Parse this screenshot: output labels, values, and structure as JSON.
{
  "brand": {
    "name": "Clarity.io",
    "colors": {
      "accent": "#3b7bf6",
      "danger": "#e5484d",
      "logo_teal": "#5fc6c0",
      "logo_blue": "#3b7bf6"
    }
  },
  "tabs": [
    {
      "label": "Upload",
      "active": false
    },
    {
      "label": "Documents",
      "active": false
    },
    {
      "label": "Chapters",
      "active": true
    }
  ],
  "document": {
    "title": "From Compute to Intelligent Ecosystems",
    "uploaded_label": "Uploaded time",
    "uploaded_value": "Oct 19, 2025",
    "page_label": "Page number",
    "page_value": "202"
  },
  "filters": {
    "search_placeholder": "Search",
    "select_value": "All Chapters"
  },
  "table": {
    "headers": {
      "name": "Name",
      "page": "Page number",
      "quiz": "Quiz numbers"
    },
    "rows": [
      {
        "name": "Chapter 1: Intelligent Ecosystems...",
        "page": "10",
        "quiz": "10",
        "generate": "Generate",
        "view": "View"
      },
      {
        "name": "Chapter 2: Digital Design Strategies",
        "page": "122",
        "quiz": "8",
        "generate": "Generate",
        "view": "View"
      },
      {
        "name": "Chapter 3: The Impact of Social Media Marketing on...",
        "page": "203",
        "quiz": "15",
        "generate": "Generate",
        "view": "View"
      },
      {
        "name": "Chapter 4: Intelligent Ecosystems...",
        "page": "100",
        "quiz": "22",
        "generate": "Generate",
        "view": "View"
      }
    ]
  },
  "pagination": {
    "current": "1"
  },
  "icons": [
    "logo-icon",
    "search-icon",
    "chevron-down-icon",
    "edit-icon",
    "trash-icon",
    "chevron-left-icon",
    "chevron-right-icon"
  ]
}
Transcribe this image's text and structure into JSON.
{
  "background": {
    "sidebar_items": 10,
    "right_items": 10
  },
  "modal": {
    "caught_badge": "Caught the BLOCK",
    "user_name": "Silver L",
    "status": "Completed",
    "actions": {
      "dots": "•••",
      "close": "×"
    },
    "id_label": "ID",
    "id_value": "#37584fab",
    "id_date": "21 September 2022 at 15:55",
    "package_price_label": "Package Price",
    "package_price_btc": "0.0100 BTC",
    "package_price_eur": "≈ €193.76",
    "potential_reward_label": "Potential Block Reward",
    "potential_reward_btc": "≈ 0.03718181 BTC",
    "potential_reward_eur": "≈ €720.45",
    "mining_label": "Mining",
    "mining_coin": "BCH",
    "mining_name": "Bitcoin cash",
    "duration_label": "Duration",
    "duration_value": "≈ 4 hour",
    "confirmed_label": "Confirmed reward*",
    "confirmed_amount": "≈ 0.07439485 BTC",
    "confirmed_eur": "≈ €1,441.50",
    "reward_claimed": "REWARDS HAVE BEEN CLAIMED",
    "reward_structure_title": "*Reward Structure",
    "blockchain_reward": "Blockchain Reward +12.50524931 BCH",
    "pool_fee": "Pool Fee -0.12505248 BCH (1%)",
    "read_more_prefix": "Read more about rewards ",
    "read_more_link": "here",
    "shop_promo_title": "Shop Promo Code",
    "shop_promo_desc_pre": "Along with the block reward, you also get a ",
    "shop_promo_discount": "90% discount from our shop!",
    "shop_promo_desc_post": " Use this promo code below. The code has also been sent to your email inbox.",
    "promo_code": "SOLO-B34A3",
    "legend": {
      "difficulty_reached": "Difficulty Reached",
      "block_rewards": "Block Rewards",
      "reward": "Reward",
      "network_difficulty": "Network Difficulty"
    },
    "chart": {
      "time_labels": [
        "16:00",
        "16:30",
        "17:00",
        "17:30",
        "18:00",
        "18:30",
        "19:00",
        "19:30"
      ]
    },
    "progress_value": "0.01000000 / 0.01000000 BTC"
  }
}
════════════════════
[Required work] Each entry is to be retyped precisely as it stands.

[Result of the task]
Parse this screenshot: output labels, values, and structure as JSON.
{
  "brand": {
    "name": "Clarity.io",
    "colors": {
      "accent": "#3b7bf6",
      "danger": "#e5484d",
      "logo_teal": "#5fc6c0",
      "logo_blue": "#3b7bf6"
    }
  },
  "tabs": [
    {
      "label": "Upload",
      "active": false
    },
    {
      "label": "Documents",
      "active": false
    },
    {
      "label": "Chapters",
      "active": true
    }
  ],
  "document": {
    "title": "From Compute to Intelligent Ecosystems",
    "uploaded_label": "Uploaded time",
    "uploaded_value": "Oct 19, 2025",
    "page_label": "Page number",
    "page_value": "202"
  },
  "filters": {
    "search_placeholder": "Search",
    "select_value": "All Chapters"
  },
  "table": {
    "headers": {
      "name": "Name",
      "page": "Page number",
      "quiz": "Quiz numbers"
    },
    "rows": [
      {
        "name": "Chapter 1: Intelligent Ecosystems...",
        "page": "10",
        "quiz": "10",
        "generate": "Generate",
        "view": "View"
      },
      {
        "name": "Chapter 2: Digital Design Strategies",
        "page": "122",
        "quiz": "8",
        "generate": "Generate",
        "view": "View"
      },
      {
        "name": "Chapter 3: The Impact of Social Media Marketing on...",
        "page": "203",
        "quiz": "15",
        "generate": "Generate",
        "view": "View"
      },
      {
        "name": "Chapter 4: Intelligent Ecosystems...",
        "page": "100",
        "quiz": "22",
        "generate": "Generate",
        "view": "View"
      }
    ]
  },
  "pagination": {
    "current": "1"
  },
  "icons": [
    "logo-icon",
    "search-icon",
    "chevron-down-icon",
    "edit-icon",
    "trash-icon",
    "chevron-left-icon",
    "chevron-right-icon"
  ]
}
Transcribe this image's text and structure into JSON.
{
  "background": {
    "sidebar_items": 10,
    "right_items": 10
  },
  "modal": {
    "caught_badge": "Caught the BLOCK",
    "user_name": "Silver L",
    "status": "Completed",
    "actions": {
      "dots": "•••",
      "close": "×"
    },
    "id_label": "ID",
    "id_value": "#37584fab",
    "id_date": "21 September 2022 at 15:55",
    "package_price_label": "Package Price",
    "package_price_btc": "0.0100 BTC",
    "package_price_eur": "≈ €193.76",
    "potential_reward_label": "Potential Block Reward",
    "potential_reward_btc": "≈ 0.03718181 BTC",
    "potential_reward_eur": "≈ €720.45",
    "mining_label": "Mining",
    "mining_coin": "BCH",
    "mining_name": "Bitcoin cash",
    "duration_label": "Duration",
    "duration_value": "≈ 4 hour",
    "confirmed_label": "Confirmed reward*",
    "confirmed_amount": "≈ 0.07439485 BTC",
    "confirmed_eur": "≈ €1,441.50",
    "reward_claimed": "REWARDS HAVE BEEN CLAIMED",
    "reward_structure_title": "*Reward Structure",
    "blockchain_reward": "Blockchain Reward +12.50524931 BCH",
    "pool_fee": "Pool Fee -0.12505248 BCH (1%)",
    "read_more_prefix": "Read more about rewards ",
    "read_more_link": "here",
    "shop_promo_title": "Shop Promo Code",
    "shop_promo_desc_pre": "Along with the block reward, you also get a ",
    "shop_promo_discount": "90% discount from our shop!",
    "shop_promo_desc_post": " Use this promo code below. The code has also been sent to your email inbox.",
    "promo_code": "SOLO-B34A3",
    "legend": {
      "difficulty_reached": "Difficulty Reached",
      "block_rewards": "Block Rewards",
      "reward": "Reward",
      "network_difficulty": "Network Difficulty"
    },
    "chart": {
      "time_labels": [
        "16:00",
        "16:30",
        "17:00",
        "17:30",
        "18:00",
        "18:30",
        "19:00",
        "19:30"
      ]
    },
    "progress_value": "0.01000000 / 0.01000000 BTC"
  }
}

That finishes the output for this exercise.